▸ What needs to be done: Among the lines of the records below, copy those that hold the word "amount".

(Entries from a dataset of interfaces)
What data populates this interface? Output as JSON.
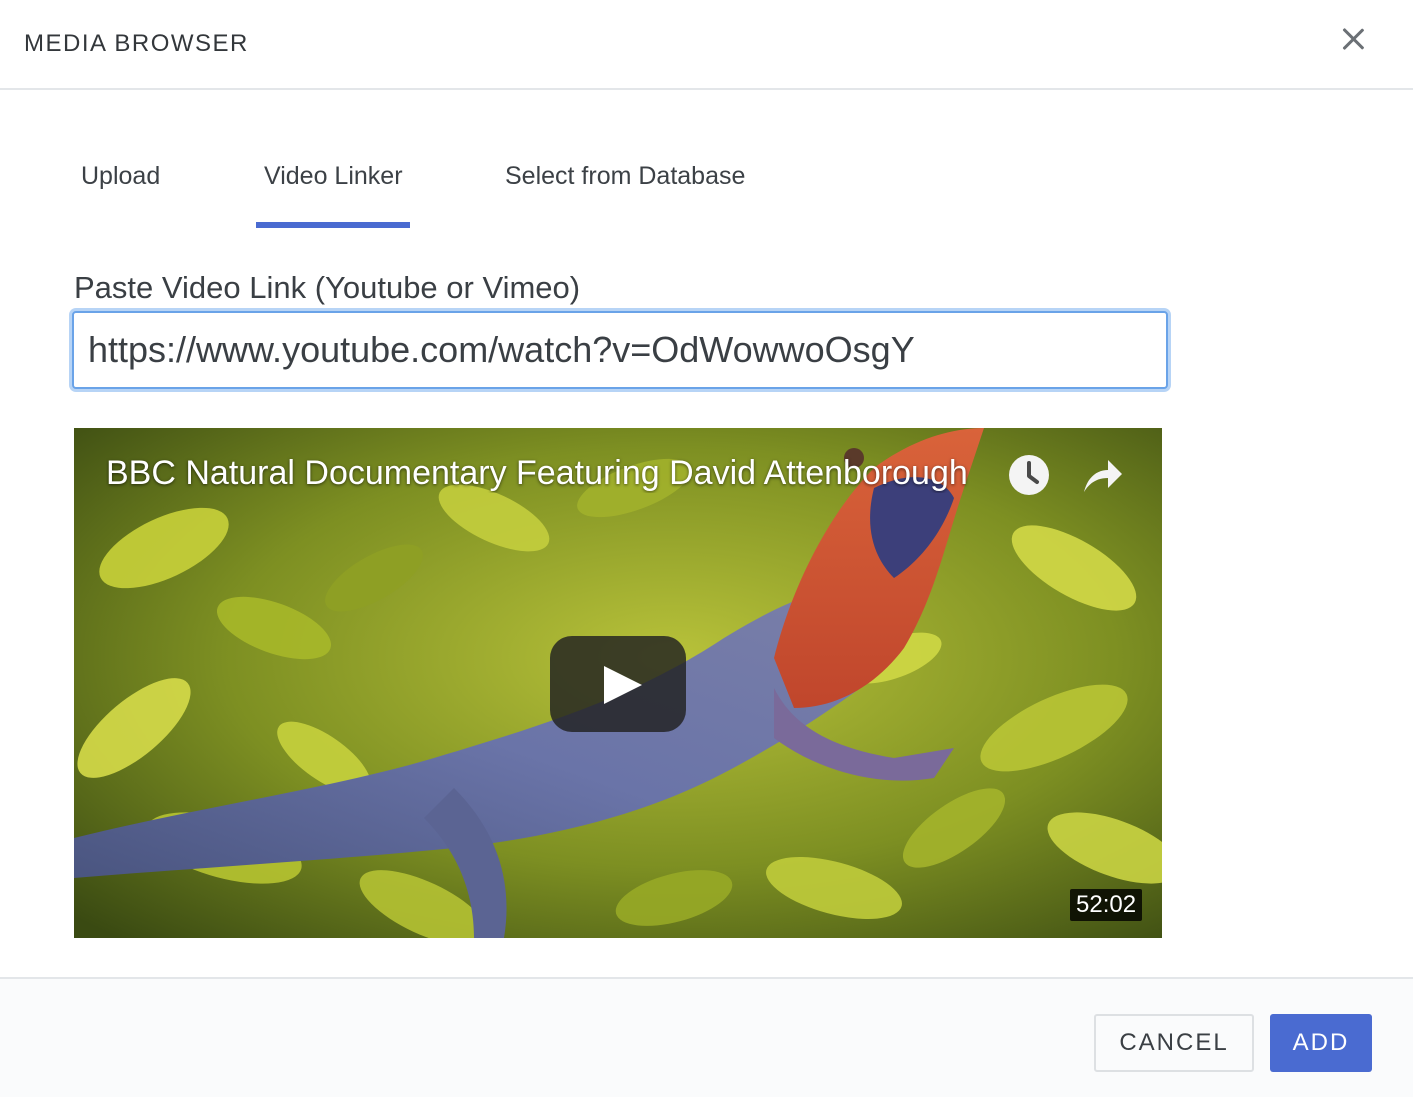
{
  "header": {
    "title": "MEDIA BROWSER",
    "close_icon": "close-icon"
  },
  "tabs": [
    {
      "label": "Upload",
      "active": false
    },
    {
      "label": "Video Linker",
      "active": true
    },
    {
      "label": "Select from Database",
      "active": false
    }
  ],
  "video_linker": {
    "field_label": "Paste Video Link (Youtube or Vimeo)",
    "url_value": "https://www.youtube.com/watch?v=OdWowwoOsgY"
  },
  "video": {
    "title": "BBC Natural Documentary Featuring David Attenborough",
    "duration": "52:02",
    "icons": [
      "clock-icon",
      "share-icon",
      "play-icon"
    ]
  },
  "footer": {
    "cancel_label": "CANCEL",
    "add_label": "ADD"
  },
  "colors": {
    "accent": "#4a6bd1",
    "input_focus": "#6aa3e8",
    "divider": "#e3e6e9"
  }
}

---

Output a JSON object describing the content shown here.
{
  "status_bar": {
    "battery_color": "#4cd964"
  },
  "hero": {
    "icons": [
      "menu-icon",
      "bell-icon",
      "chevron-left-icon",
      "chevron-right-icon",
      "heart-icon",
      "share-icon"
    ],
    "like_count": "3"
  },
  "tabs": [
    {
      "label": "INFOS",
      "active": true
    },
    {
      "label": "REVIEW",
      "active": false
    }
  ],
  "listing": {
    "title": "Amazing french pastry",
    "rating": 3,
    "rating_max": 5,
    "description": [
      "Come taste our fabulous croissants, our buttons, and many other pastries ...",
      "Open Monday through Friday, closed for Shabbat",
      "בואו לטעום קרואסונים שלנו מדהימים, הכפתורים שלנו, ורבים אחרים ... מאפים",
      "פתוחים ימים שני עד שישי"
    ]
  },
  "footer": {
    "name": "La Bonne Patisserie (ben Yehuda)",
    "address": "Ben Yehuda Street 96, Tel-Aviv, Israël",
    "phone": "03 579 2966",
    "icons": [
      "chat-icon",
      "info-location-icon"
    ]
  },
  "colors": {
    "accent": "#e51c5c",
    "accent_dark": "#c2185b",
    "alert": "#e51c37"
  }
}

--

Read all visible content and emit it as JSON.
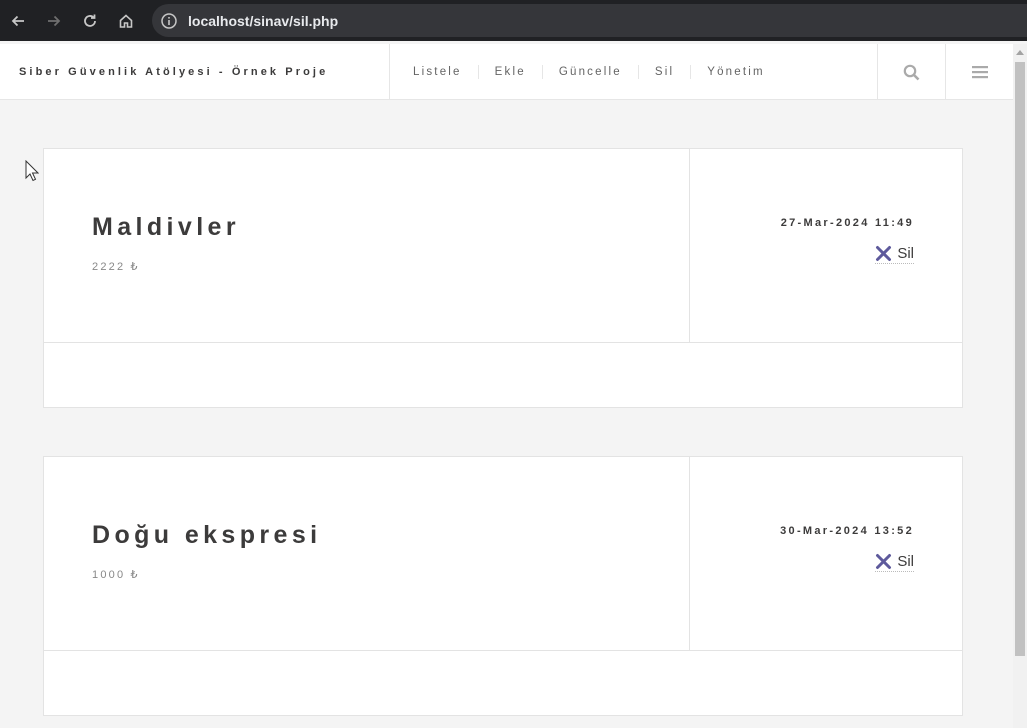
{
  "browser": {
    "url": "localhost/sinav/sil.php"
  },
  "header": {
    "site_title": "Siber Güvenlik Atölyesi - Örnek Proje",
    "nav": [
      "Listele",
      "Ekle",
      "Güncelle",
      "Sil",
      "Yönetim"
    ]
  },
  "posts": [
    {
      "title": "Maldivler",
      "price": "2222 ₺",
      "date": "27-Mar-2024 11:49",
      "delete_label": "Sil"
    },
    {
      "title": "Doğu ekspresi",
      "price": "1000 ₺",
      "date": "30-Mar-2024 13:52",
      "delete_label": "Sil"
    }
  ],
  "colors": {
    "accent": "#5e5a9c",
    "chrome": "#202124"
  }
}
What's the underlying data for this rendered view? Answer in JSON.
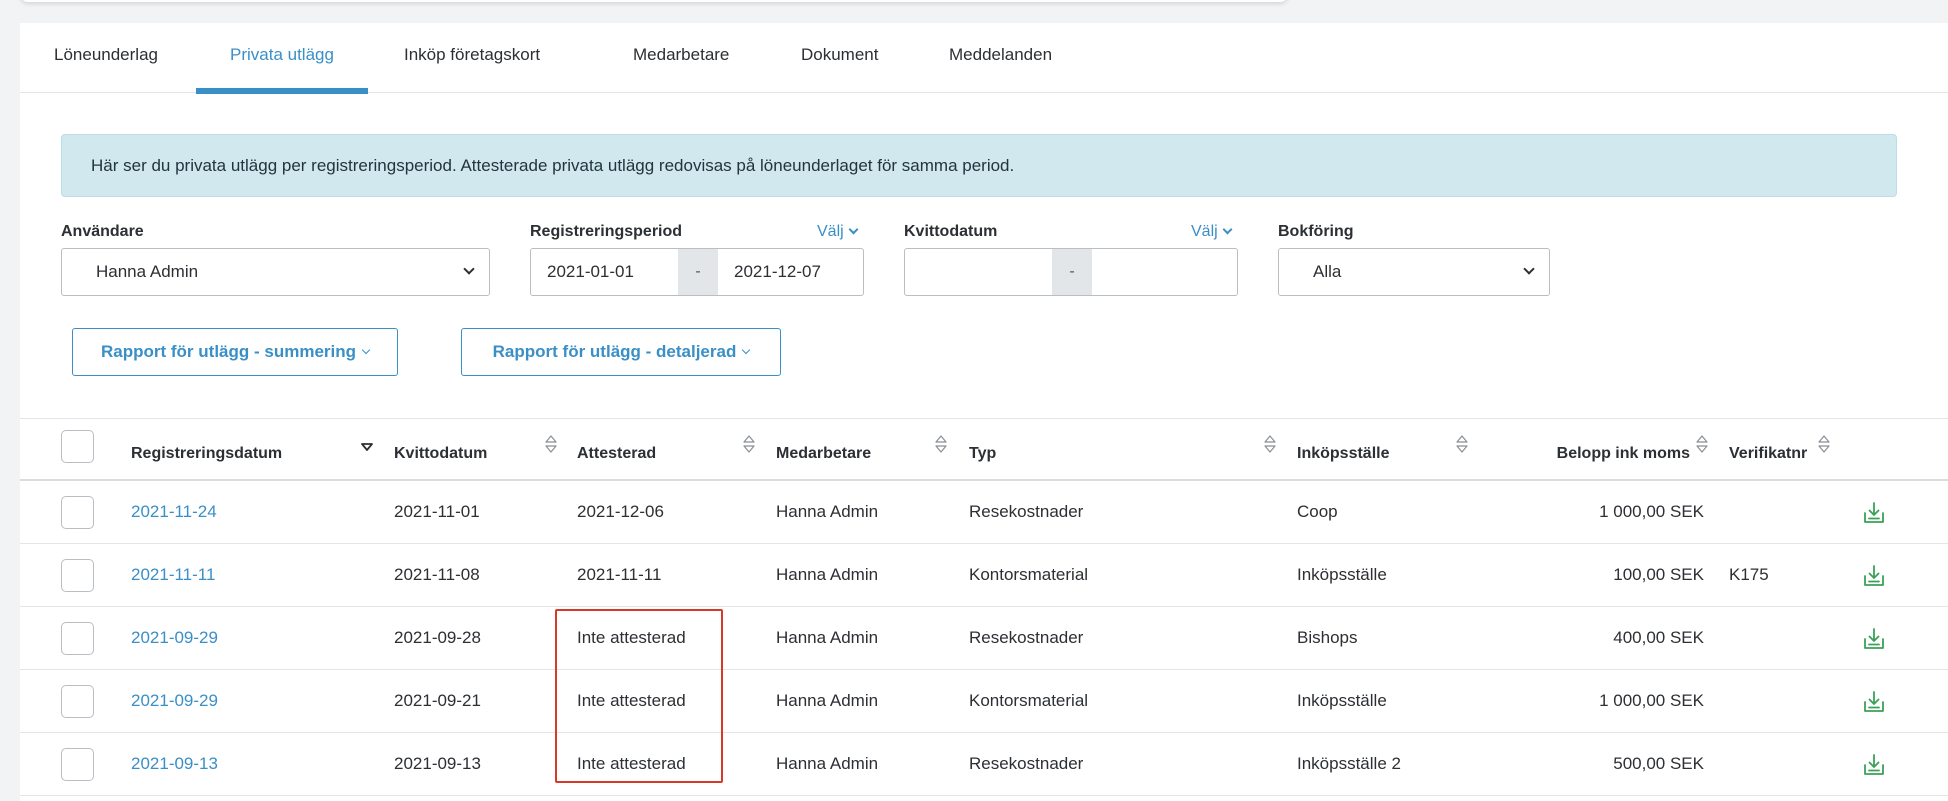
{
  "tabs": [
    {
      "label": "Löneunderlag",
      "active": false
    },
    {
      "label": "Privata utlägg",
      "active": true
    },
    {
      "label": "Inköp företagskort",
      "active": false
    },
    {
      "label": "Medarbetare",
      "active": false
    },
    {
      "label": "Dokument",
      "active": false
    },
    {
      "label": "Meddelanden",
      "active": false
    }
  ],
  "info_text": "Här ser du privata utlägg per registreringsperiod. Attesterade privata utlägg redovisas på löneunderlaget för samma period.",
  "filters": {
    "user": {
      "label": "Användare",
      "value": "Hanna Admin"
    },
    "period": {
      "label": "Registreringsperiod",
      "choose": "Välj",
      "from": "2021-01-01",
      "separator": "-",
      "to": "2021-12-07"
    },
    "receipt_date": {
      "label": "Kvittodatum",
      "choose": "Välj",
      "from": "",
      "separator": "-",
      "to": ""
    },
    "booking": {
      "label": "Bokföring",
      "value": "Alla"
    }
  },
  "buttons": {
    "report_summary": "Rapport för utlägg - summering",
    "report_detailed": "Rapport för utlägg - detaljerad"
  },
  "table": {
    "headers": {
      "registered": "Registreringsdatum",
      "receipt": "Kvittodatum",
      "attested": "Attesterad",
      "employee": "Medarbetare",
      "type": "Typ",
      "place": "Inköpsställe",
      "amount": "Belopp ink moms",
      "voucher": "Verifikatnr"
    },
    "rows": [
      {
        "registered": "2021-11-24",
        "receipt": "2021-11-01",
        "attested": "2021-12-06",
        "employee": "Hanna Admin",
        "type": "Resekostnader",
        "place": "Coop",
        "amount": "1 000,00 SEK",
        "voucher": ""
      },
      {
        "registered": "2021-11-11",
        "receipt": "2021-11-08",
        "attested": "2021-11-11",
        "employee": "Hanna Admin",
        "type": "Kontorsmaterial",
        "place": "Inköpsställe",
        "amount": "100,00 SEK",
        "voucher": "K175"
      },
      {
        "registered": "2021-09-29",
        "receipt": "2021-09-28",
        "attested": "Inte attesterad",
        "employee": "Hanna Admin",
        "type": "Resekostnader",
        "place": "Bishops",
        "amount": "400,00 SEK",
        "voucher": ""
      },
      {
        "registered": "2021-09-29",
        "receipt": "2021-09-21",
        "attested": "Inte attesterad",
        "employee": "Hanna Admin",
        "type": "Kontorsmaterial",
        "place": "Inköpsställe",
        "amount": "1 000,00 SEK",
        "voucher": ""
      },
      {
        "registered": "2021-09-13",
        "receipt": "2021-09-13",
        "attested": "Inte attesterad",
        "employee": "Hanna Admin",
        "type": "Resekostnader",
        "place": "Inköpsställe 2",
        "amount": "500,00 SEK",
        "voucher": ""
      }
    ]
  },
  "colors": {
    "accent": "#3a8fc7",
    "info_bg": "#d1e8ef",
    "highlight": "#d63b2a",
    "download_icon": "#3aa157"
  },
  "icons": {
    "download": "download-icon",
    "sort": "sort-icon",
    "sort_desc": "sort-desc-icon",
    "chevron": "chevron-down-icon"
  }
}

▸ Response to this exercise:
      "amount": "Belopp ink moms",
        "amount": "1 000,00 SEK",
        "amount": "100,00 SEK",
        "amount": "400,00 SEK",
        "amount": "1 000,00 SEK",
        "amount": "500,00 SEK",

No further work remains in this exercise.